Could you output each line of the data that follows exactly?

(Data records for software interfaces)
******************************
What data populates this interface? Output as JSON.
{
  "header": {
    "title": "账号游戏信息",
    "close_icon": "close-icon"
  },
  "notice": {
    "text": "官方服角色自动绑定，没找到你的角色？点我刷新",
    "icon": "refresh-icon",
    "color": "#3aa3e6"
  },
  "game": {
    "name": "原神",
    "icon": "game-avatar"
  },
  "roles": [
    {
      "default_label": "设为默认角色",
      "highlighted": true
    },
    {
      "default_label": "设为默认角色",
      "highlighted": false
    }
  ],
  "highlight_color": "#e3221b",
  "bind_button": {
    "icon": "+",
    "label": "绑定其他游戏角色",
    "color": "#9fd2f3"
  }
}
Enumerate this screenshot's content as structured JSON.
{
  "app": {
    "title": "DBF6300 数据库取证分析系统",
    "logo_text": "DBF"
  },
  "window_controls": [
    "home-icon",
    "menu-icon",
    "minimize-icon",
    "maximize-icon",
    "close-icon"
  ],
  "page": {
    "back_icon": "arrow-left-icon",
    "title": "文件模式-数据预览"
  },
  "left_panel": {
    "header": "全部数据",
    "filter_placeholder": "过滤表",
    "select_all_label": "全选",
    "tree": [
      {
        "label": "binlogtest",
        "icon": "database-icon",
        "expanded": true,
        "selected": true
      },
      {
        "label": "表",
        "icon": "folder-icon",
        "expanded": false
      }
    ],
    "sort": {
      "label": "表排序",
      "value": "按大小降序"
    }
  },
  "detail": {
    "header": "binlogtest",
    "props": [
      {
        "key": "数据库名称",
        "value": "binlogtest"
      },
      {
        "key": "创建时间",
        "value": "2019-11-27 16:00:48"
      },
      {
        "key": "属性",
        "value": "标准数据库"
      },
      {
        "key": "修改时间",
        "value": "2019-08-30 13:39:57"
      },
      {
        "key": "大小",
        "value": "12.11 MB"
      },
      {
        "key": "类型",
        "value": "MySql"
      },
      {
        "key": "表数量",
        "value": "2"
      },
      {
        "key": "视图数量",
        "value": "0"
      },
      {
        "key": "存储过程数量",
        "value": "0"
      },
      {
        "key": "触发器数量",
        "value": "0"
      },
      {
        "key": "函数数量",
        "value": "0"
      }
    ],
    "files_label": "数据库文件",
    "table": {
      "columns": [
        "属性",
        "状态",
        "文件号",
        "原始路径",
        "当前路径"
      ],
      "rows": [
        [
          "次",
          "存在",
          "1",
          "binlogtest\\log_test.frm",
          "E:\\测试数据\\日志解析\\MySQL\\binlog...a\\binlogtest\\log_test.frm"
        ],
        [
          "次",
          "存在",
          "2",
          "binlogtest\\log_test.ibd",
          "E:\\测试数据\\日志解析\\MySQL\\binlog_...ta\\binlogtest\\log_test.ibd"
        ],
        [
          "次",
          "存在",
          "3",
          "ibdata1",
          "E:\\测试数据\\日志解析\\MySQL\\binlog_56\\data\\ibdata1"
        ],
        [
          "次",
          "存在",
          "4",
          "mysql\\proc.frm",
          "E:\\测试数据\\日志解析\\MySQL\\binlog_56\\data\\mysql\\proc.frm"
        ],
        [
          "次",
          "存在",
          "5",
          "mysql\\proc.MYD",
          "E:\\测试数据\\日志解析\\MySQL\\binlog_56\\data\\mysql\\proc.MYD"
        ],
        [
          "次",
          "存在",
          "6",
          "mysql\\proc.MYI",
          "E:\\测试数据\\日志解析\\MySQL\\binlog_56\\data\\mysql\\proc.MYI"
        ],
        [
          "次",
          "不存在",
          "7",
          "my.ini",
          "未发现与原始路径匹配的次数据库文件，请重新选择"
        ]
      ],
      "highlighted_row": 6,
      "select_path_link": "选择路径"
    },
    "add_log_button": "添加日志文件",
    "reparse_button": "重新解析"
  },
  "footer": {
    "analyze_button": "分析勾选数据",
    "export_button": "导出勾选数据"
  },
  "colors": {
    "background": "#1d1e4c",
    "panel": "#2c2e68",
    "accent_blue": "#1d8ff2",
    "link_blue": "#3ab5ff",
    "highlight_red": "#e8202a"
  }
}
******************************
### Exercise response
What data populates this interface? Output as JSON.
{
  "header": {
    "title": "账号游戏信息",
    "close_icon": "close-icon"
  },
  "notice": {
    "text": "官方服角色自动绑定，没找到你的角色？点我刷新",
    "icon": "refresh-icon",
    "color": "#3aa3e6"
  },
  "game": {
    "name": "原神",
    "icon": "game-avatar"
  },
  "roles": [
    {
      "default_label": "设为默认角色",
      "highlighted": true
    },
    {
      "default_label": "设为默认角色",
      "highlighted": false
    }
  ],
  "highlight_color": "#e3221b",
  "bind_button": {
    "icon": "+",
    "label": "绑定其他游戏角色",
    "color": "#9fd2f3"
  }
}
Enumerate this screenshot's content as structured JSON.
{
  "app": {
    "title": "DBF6300 数据库取证分析系统",
    "logo_text": "DBF"
  },
  "window_controls": [
    "home-icon",
    "menu-icon",
    "minimize-icon",
    "maximize-icon",
    "close-icon"
  ],
  "page": {
    "back_icon": "arrow-left-icon",
    "title": "文件模式-数据预览"
  },
  "left_panel": {
    "header": "全部数据",
    "filter_placeholder": "过滤表",
    "select_all_label": "全选",
    "tree": [
      {
        "label": "binlogtest",
        "icon": "database-icon",
        "expanded": true,
        "selected": true
      },
      {
        "label": "表",
        "icon": "folder-icon",
        "expanded": false
      }
    ],
    "sort": {
      "label": "表排序",
      "value": "按大小降序"
    }
  },
  "detail": {
    "header": "binlogtest",
    "props": [
      {
        "key": "数据库名称",
        "value": "binlogtest"
      },
      {
        "key": "创建时间",
        "value": "2019-11-27 16:00:48"
      },
      {
        "key": "属性",
        "value": "标准数据库"
      },
      {
        "key": "修改时间",
        "value": "2019-08-30 13:39:57"
      },
      {
        "key": "大小",
        "value": "12.11 MB"
      },
      {
        "key": "类型",
        "value": "MySql"
      },
      {
        "key": "表数量",
        "value": "2"
      },
      {
        "key": "视图数量",
        "value": "0"
      },
      {
        "key": "存储过程数量",
        "value": "0"
      },
      {
        "key": "触发器数量",
        "value": "0"
      },
      {
        "key": "函数数量",
        "value": "0"
      }
    ],
    "files_label": "数据库文件",
    "table": {
      "columns": [
        "属性",
        "状态",
        "文件号",
        "原始路径",
        "当前路径"
      ],
      "rows": [
        [
          "次",
          "存在",
          "1",
          "binlogtest\\log_test.frm",
          "E:\\测试数据\\日志解析\\MySQL\\binlog...a\\binlogtest\\log_test.frm"
        ],
        [
          "次",
          "存在",
          "2",
          "binlogtest\\log_test.ibd",
          "E:\\测试数据\\日志解析\\MySQL\\binlog_...ta\\binlogtest\\log_test.ibd"
        ],
        [
          "次",
          "存在",
          "3",
          "ibdata1",
          "E:\\测试数据\\日志解析\\MySQL\\binlog_56\\data\\ibdata1"
        ],
        [
          "次",
          "存在",
          "4",
          "mysql\\proc.frm",
          "E:\\测试数据\\日志解析\\MySQL\\binlog_56\\data\\mysql\\proc.frm"
        ],
        [
          "次",
          "存在",
          "5",
          "mysql\\proc.MYD",
          "E:\\测试数据\\日志解析\\MySQL\\binlog_56\\data\\mysql\\proc.MYD"
        ],
        [
          "次",
          "存在",
          "6",
          "mysql\\proc.MYI",
          "E:\\测试数据\\日志解析\\MySQL\\binlog_56\\data\\mysql\\proc.MYI"
        ],
        [
          "次",
          "不存在",
          "7",
          "my.ini",
          "未发现与原始路径匹配的次数据库文件，请重新选择"
        ]
      ],
      "highlighted_row": 6,
      "select_path_link": "选择路径"
    },
    "add_log_button": "添加日志文件",
    "reparse_button": "重新解析"
  },
  "footer": {
    "analyze_button": "分析勾选数据",
    "export_button": "导出勾选数据"
  },
  "colors": {
    "background": "#1d1e4c",
    "panel": "#2c2e68",
    "accent_blue": "#1d8ff2",
    "link_blue": "#3ab5ff",
    "highlight_red": "#e8202a"
  }
}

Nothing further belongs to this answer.